A recent report published by the Centers for Disease Control and Prevention highlights the increased challenges faced by COPD patients in rural areas. One of the barriers faced by those patients is lack of access to respiratory therapists. Currently, Medicare does not provide reimbursement for RT’s to function as telehealth practitioners, so once a patient leaves the hospital, they have very limited access to the unique skills and qualifications of the respiratory therapist. The American Association for Respiratory Care (AARC) seeks to change that. Over 130 respiratory therapists (RT’s) from around the country descended on Capitol Hill on May 1st to seek support from members of Congress for a proposed pilot project that would allow COPD patients to have access to RT’s via remote telehealth services. Telehealth utilizes technology to allow patients to be “seen” by healthcare providers remotely.
Anne Marie Hummel, Associate Executive Director of Advocacy & Government Affairs for the AARC, is very optimistic about the results of the May 1st Hill Day. “The AARC had a very successful May 1 Advocacy Day on Capitol Hill. This year’s ‘ask’ was to support pilot legislation that allows respiratory therapists as telehealth practitioners to deliver disease management services to Medicare beneficiaries with COPD. Approximately 130 Political Advocacy Contact Team (PACT) representatives from 44 states including the District of Columbia participated, along with several patients and representatives from other organizations, such as the COPD Foundation, Alpha 1, Allergy and Asthma Network and the Children’s National Medical Center attended close to 300 meetings on Capitol Hill. Prior to Advocacy Day, we held a Virtual Lobby Campaign from April 11 through May 2 designed to send messages to the Hill prior to scheduled visits. Over 9,000 advocates sent over 33,000 emails to legislators.”

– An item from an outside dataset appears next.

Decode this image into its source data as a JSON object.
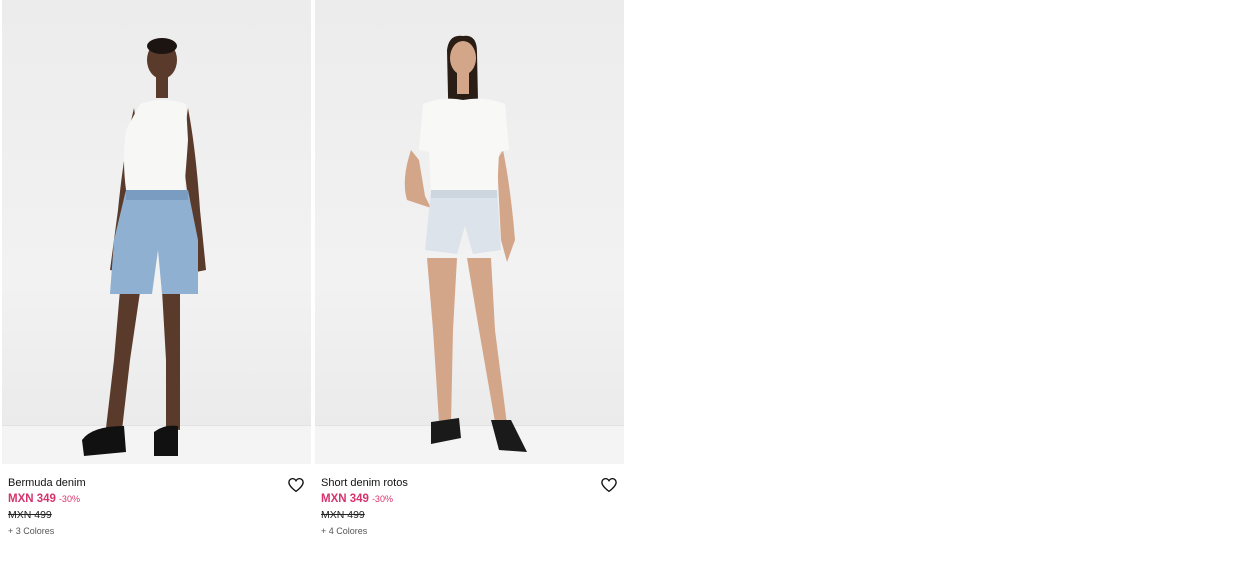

Legislative counsel is in the process of writing language for a bill that would establish this three-year pilot program. The bill may be introduced as early as June. When it is, the AARC plans to have another grassroots virtual lobby campaign asking people to contact their members of Congress and ask them to sign on to the bill as co-sponsors.